■ WORKING DATA:
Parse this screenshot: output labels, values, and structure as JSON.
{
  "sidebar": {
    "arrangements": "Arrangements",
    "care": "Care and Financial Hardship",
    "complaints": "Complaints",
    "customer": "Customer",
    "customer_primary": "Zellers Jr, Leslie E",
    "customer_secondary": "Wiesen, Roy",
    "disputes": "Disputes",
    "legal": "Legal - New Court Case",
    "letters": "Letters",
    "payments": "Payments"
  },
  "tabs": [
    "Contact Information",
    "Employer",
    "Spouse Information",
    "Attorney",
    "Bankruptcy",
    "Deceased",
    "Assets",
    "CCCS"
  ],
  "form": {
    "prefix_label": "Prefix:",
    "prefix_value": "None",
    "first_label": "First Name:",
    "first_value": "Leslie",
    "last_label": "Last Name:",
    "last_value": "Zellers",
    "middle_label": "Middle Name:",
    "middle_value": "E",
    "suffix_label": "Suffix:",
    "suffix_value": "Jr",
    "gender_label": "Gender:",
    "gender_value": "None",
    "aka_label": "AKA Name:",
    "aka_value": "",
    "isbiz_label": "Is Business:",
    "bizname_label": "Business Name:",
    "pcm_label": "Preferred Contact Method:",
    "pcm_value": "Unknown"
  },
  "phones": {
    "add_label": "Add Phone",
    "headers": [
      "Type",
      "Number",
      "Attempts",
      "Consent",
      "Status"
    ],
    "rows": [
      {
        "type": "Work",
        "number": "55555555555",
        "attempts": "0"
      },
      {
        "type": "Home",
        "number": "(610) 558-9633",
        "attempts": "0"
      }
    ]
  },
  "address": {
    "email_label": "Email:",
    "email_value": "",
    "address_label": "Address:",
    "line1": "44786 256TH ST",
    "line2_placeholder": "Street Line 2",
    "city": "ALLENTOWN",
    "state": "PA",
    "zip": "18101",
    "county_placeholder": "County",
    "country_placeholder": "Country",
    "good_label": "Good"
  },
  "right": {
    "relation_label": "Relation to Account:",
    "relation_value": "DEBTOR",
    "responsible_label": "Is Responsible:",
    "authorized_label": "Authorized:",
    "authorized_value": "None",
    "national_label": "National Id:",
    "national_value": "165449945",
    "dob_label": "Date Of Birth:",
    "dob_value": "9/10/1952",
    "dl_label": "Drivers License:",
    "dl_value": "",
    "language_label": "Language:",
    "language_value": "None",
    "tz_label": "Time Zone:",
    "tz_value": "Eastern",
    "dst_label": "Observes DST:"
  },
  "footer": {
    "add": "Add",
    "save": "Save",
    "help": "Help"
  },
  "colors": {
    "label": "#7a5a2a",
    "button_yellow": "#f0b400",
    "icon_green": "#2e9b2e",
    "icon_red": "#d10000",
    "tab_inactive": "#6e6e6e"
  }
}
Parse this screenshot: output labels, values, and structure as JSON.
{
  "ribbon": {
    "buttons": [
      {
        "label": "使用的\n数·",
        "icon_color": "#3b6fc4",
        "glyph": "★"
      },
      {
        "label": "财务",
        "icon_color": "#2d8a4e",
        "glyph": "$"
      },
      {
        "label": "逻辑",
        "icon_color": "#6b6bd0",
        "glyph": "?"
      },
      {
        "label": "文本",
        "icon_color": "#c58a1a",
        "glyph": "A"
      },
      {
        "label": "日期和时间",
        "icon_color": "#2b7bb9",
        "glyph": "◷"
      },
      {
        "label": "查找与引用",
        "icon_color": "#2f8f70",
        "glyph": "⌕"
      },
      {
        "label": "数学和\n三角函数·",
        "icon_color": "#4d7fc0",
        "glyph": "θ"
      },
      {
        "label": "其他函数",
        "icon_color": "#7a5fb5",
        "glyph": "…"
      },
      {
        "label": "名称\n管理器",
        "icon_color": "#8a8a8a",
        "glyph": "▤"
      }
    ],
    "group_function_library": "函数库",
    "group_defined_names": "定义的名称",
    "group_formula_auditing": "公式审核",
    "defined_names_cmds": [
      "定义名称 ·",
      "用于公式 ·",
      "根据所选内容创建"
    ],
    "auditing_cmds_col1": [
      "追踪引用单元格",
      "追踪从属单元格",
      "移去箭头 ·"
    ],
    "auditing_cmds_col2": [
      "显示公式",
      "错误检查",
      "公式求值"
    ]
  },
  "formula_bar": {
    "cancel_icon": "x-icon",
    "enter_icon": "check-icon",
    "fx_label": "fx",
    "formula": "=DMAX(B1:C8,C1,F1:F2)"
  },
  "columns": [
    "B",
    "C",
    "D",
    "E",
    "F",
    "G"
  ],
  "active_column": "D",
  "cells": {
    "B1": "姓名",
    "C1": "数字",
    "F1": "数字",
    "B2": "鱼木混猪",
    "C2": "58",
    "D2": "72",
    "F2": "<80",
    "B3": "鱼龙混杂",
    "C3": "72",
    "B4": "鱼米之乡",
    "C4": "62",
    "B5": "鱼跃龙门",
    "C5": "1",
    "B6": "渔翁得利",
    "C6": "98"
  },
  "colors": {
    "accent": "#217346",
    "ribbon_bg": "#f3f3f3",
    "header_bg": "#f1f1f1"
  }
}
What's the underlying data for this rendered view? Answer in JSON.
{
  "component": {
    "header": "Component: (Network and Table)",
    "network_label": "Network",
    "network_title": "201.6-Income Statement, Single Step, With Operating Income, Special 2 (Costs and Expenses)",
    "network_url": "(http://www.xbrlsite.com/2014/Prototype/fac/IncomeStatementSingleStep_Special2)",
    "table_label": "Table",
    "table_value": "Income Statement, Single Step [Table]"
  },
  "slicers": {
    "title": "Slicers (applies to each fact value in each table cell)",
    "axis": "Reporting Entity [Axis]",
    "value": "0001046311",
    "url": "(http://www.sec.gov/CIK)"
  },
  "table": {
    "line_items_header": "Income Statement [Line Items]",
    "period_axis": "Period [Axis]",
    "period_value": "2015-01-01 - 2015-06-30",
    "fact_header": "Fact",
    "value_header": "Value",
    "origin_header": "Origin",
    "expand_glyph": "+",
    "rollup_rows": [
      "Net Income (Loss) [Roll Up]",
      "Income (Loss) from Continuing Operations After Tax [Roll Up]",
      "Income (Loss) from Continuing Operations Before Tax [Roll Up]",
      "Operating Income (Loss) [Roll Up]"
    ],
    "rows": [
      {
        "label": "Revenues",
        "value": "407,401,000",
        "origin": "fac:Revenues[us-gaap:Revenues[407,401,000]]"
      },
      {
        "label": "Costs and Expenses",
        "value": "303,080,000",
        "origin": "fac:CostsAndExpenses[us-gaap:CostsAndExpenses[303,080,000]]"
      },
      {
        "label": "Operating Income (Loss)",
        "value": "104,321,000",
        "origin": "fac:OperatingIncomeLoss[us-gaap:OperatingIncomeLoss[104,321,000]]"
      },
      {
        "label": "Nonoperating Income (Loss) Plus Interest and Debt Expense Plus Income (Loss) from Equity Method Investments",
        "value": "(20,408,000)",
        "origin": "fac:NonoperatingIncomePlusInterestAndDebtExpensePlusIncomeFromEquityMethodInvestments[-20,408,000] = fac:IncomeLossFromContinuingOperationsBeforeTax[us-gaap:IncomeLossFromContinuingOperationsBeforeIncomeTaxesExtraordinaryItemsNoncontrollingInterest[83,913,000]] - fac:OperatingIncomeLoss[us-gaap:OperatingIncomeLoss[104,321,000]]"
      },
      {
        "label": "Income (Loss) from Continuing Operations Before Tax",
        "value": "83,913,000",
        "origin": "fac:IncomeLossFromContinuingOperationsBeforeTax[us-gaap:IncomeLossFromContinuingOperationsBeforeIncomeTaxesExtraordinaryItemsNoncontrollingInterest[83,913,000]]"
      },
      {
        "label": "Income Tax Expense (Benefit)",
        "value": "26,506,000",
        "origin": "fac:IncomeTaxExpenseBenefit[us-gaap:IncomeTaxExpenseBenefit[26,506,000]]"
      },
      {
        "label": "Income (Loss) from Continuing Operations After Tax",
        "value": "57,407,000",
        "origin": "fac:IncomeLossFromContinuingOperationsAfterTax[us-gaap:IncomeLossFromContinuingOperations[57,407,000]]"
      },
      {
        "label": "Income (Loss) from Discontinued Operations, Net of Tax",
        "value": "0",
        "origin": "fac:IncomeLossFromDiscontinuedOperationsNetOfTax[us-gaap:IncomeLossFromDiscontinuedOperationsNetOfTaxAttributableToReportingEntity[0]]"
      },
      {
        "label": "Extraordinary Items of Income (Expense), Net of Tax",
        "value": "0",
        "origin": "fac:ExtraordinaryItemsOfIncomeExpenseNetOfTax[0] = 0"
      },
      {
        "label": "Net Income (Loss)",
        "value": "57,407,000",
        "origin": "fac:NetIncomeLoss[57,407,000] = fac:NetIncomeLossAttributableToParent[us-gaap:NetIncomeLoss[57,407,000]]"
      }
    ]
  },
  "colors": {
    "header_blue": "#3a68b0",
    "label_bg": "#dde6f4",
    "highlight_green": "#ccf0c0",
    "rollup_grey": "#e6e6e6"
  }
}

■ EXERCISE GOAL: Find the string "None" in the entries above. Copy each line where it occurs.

■ ANSWER TO THIS EXERCISE:
    "prefix_value": "None",
    "gender_value": "None",
    "authorized_value": "None",
    "language_value": "None",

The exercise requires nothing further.